▶ _What is needed_:
Apart from the pictures, every part of the records below gets retyped exactly.

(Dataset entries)
****

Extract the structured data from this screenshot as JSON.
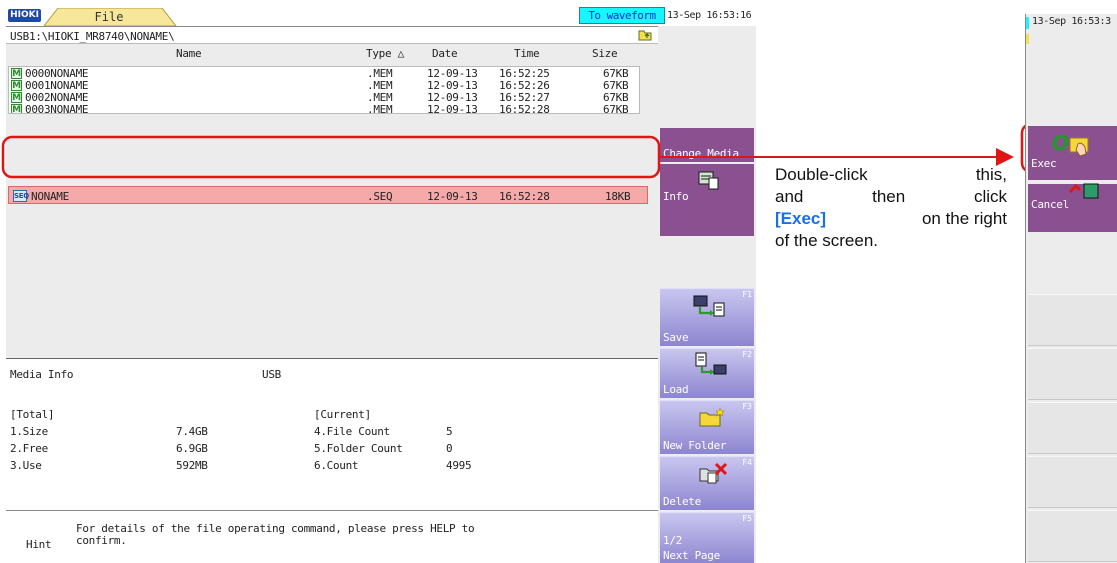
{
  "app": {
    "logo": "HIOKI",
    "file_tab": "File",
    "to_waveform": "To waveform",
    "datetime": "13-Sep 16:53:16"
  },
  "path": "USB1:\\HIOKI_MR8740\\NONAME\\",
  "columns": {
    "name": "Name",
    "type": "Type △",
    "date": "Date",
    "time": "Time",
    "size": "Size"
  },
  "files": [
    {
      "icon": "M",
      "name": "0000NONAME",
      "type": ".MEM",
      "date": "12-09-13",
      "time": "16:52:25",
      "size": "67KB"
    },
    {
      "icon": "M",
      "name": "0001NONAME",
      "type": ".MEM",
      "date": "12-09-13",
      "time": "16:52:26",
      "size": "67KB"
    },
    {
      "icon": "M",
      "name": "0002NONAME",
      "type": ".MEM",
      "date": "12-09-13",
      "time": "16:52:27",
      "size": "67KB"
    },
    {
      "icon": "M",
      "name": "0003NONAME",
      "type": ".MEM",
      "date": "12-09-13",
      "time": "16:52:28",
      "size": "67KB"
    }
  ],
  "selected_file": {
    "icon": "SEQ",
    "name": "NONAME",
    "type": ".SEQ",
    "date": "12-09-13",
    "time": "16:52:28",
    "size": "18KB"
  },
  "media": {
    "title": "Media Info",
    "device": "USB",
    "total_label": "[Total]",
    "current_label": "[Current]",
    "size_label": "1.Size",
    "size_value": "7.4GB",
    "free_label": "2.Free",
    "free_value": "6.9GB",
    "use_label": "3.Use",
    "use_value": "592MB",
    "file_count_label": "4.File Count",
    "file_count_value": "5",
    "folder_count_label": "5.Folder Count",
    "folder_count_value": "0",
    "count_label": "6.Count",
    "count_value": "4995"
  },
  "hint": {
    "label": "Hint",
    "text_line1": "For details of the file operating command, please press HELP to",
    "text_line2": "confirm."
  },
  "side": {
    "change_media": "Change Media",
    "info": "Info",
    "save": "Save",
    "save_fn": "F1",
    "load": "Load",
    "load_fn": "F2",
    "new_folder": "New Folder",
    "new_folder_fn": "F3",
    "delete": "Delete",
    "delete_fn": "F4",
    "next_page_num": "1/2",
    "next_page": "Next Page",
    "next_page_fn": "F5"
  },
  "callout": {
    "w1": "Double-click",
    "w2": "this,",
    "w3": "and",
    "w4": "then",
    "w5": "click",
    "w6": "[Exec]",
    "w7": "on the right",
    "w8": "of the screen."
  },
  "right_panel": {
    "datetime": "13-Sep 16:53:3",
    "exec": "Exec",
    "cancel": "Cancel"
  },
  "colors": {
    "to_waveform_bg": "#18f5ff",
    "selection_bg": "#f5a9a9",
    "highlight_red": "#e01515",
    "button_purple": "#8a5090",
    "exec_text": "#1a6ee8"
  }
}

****

▶ _Completed task_:
Extract the structured data from this screenshot as JSON.
{
  "app": {
    "logo": "HIOKI",
    "file_tab": "File",
    "to_waveform": "To waveform",
    "datetime": "13-Sep 16:53:16"
  },
  "path": "USB1:\\HIOKI_MR8740\\NONAME\\",
  "columns": {
    "name": "Name",
    "type": "Type △",
    "date": "Date",
    "time": "Time",
    "size": "Size"
  },
  "files": [
    {
      "icon": "M",
      "name": "0000NONAME",
      "type": ".MEM",
      "date": "12-09-13",
      "time": "16:52:25",
      "size": "67KB"
    },
    {
      "icon": "M",
      "name": "0001NONAME",
      "type": ".MEM",
      "date": "12-09-13",
      "time": "16:52:26",
      "size": "67KB"
    },
    {
      "icon": "M",
      "name": "0002NONAME",
      "type": ".MEM",
      "date": "12-09-13",
      "time": "16:52:27",
      "size": "67KB"
    },
    {
      "icon": "M",
      "name": "0003NONAME",
      "type": ".MEM",
      "date": "12-09-13",
      "time": "16:52:28",
      "size": "67KB"
    }
  ],
  "selected_file": {
    "icon": "SEQ",
    "name": "NONAME",
    "type": ".SEQ",
    "date": "12-09-13",
    "time": "16:52:28",
    "size": "18KB"
  },
  "media": {
    "title": "Media Info",
    "device": "USB",
    "total_label": "[Total]",
    "current_label": "[Current]",
    "size_label": "1.Size",
    "size_value": "7.4GB",
    "free_label": "2.Free",
    "free_value": "6.9GB",
    "use_label": "3.Use",
    "use_value": "592MB",
    "file_count_label": "4.File Count",
    "file_count_value": "5",
    "folder_count_label": "5.Folder Count",
    "folder_count_value": "0",
    "count_label": "6.Count",
    "count_value": "4995"
  },
  "hint": {
    "label": "Hint",
    "text_line1": "For details of the file operating command, please press HELP to",
    "text_line2": "confirm."
  },
  "side": {
    "change_media": "Change Media",
    "info": "Info",
    "save": "Save",
    "save_fn": "F1",
    "load": "Load",
    "load_fn": "F2",
    "new_folder": "New Folder",
    "new_folder_fn": "F3",
    "delete": "Delete",
    "delete_fn": "F4",
    "next_page_num": "1/2",
    "next_page": "Next Page",
    "next_page_fn": "F5"
  },
  "callout": {
    "w1": "Double-click",
    "w2": "this,",
    "w3": "and",
    "w4": "then",
    "w5": "click",
    "w6": "[Exec]",
    "w7": "on the right",
    "w8": "of the screen."
  },
  "right_panel": {
    "datetime": "13-Sep 16:53:3",
    "exec": "Exec",
    "cancel": "Cancel"
  },
  "colors": {
    "to_waveform_bg": "#18f5ff",
    "selection_bg": "#f5a9a9",
    "highlight_red": "#e01515",
    "button_purple": "#8a5090",
    "exec_text": "#1a6ee8"
  }
}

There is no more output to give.